The Privacy Act and the FOI Act define 'personal information' in the same way:

Personal information means information or an opinion about an identified individual, or an individual who is reasonably identifiable:

  1. whether the information is true or not and
  2. whether the information or opinion is recorded in a material form or not.

Accessing your personal information

In many cases agencies will give you access to your personal information if you ask for it, without requiring you to follow a formal process under the FOI Act. For example, the Australian Taxation Office will give you copies of your recent notices of assessment. Centrelink will give you copies of documents such as your claim or review forms, letters or notices they have sent to you, and medical certificates and reports.

You also have the right to apply for access to your personal information under either the FOI Act or the Privacy Act.

How do I apply under the FOI Act?

You must apply in writing to the agency that holds your personal information. For information about what is required, see FOI fact sheet 6: Freedom of information – How to apply.

If you make an FOI request, the agency or minister must comply with the formal process under the FOI Act to make their decision. If you disagree with the decision, you have the right to seek independent review of the decision (see FOI fact sheet 12: Your review rights).

How do I apply under the Privacy Act?

Australian Privacy Principle 12 (APP 12) of the Privacy Act requires an agency or minister to give you access to your personal information, except when the law provides otherwise.

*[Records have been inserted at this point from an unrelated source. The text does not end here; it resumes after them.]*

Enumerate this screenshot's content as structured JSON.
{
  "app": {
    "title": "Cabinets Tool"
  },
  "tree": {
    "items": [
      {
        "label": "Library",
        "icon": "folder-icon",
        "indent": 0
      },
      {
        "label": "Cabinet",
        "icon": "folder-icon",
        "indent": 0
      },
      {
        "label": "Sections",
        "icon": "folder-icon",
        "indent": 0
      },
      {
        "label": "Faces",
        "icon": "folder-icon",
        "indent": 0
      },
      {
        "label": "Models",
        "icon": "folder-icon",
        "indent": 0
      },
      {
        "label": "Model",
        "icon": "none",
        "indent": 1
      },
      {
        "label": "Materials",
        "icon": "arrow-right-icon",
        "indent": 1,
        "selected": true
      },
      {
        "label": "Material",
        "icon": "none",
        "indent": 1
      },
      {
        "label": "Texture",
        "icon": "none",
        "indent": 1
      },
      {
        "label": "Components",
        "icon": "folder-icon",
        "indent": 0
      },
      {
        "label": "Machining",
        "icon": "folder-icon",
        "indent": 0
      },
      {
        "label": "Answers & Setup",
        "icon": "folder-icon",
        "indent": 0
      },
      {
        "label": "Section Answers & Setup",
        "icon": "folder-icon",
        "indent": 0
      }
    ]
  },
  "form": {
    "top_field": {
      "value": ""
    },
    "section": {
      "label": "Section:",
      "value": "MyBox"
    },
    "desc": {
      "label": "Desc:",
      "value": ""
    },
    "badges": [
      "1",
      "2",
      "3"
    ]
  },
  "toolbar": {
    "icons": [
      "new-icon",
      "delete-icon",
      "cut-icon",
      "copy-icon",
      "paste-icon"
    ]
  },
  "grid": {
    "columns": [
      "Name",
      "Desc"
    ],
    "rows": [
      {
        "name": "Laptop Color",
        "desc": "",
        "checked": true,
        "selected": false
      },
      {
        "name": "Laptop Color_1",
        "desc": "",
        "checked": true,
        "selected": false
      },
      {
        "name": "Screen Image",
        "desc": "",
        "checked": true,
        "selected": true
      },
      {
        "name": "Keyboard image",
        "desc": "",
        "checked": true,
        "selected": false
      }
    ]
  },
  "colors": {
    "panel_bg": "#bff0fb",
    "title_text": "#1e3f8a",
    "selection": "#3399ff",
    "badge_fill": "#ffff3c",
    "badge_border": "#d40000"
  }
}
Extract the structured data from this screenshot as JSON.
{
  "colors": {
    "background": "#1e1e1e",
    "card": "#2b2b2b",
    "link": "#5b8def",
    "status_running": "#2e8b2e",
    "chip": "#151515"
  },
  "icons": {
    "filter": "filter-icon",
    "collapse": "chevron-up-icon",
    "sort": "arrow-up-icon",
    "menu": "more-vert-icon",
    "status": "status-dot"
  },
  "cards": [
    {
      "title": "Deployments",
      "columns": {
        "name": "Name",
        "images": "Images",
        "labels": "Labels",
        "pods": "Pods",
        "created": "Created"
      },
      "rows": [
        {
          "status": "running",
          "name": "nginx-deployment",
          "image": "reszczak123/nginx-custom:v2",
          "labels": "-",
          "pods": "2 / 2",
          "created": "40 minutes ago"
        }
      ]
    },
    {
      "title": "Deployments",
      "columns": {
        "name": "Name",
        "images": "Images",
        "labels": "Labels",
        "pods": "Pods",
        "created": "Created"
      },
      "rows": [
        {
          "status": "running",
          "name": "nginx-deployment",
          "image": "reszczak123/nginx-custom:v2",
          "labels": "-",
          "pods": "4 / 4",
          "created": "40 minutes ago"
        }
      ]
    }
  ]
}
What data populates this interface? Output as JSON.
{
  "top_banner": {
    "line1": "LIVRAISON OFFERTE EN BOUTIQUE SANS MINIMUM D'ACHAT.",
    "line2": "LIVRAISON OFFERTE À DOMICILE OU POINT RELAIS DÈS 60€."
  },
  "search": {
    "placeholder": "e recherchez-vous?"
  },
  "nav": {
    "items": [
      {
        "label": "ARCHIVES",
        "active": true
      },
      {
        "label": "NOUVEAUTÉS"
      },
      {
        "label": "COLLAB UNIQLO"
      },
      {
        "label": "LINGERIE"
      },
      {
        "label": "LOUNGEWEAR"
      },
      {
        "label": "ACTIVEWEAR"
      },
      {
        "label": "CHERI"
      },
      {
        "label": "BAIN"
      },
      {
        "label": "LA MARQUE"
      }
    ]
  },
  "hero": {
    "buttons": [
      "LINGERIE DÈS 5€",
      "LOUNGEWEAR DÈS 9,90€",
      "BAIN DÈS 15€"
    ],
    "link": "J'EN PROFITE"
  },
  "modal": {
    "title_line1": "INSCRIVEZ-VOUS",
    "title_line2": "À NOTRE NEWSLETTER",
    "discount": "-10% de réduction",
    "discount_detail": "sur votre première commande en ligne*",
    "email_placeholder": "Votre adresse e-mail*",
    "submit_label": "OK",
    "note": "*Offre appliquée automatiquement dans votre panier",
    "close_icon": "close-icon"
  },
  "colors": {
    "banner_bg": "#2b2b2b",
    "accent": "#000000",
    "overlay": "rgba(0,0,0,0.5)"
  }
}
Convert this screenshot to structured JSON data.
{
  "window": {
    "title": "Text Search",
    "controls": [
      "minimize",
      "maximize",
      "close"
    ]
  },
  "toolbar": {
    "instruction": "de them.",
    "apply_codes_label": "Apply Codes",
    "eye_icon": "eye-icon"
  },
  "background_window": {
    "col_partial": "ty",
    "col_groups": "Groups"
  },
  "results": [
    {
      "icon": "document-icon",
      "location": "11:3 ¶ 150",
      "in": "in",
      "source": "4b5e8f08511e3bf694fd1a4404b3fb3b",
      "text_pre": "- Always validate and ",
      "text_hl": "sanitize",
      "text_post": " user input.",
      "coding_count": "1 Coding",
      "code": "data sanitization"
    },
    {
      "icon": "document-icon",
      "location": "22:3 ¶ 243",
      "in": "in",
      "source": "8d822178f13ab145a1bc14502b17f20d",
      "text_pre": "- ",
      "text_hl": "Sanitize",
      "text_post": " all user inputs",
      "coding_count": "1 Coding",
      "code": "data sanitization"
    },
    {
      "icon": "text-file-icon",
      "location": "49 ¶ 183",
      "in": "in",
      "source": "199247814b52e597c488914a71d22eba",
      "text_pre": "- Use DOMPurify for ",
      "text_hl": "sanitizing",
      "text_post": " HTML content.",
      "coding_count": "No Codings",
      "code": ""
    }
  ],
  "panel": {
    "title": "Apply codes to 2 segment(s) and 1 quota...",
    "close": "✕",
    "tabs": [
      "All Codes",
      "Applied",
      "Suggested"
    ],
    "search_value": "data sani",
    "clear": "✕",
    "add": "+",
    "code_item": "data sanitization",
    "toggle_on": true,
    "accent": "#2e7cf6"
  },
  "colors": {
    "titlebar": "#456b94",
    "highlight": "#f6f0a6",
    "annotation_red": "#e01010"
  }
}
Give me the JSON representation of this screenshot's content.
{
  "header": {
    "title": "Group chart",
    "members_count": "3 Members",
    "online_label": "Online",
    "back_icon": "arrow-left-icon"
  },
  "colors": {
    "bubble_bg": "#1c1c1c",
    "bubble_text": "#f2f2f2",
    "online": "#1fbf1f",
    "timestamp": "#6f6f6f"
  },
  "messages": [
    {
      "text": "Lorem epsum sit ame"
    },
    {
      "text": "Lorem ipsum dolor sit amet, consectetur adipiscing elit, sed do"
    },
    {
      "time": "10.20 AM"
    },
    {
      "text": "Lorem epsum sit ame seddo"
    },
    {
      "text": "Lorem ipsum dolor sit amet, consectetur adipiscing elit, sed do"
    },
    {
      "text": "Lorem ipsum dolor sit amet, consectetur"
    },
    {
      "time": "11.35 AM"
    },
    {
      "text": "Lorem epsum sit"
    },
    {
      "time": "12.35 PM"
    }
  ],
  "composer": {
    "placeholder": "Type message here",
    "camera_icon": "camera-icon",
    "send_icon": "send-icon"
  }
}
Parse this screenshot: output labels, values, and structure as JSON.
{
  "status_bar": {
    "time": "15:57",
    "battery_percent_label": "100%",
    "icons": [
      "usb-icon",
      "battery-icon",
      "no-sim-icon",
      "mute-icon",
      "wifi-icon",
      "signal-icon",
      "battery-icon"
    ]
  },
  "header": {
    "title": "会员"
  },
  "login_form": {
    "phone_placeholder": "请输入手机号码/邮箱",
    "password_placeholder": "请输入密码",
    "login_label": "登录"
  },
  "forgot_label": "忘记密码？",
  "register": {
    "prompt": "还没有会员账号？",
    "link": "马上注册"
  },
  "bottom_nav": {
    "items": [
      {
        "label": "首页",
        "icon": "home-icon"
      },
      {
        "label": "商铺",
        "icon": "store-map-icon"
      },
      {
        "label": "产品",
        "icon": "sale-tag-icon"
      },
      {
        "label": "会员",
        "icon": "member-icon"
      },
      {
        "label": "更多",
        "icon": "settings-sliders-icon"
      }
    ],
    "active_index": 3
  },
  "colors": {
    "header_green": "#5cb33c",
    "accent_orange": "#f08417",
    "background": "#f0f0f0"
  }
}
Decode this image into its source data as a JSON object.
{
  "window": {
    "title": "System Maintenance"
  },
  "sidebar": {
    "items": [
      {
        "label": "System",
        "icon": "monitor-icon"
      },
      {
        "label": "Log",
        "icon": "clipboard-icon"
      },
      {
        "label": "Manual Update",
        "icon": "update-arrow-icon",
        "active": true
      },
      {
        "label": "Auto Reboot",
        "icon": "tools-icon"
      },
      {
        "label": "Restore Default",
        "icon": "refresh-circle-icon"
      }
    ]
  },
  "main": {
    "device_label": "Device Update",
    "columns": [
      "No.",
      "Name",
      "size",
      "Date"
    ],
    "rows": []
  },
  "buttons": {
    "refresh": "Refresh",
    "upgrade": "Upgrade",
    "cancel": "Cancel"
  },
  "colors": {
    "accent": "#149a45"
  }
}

You need to contact the agency that holds your personal information and request access. You do not have to make your request in writing or state that you are requesting access under APP 12. However it may help with the processing of your request if you follow any agency request procedures (for example, the agency may have a dedicated email address for information requests). If you disagree with the agency's decision, you can complain to the Information Commissioner.

Can I get my personal information corrected when it's wrong?

Yes. The FOI Act gives you the right to ask for your personal information to be amended if you have been given access to it and you believe the information is incomplete, incorrect, out of date or misleading. You can do this by writing to the agency or minister under the FOI Act. This right applies to personal information that has been or is being used, or is available for use, by the agency or minister for an administrative purpose.

Australian Privacy Principle 13 (APP 13) of the Privacy Act also gives you the right to ask an agency to correct your personal information held by the agency. If you think an agency holds incorrect information about you, you should contact the agency and ask them to correct it. You do not have to make your request in writing or state that you are seeking correction under the Privacy Act.

What if I disagree with the decision?

If you disagree with an agency's FOI decision not to amend a document, or to amend a document in a different way from the way you requested, you can ask the agency to review its decision. You can also ask the agency or the minister to annotate the information (that is, to add to the document a statement or file note that reflects your disagreement).

You also have the right to ask the Information Commissioner to review the agency's or minister's decision under the FOI Act. For more details on your review options, see FOI fact sheet 12: Your review rights.

If you disagree with a decision about correcting information under the Privacy Act, you can complain to the Information Commissioner.

The information provided in this fact sheet is of a general nature. It is not a substitute for legal advice.

For further information

telephone: 1300 363 992
email: enquiries@oaic.gov.au
write: GPO Box 5218, Sydney NSW 2001
Or visit our website at www.oaic.gov.au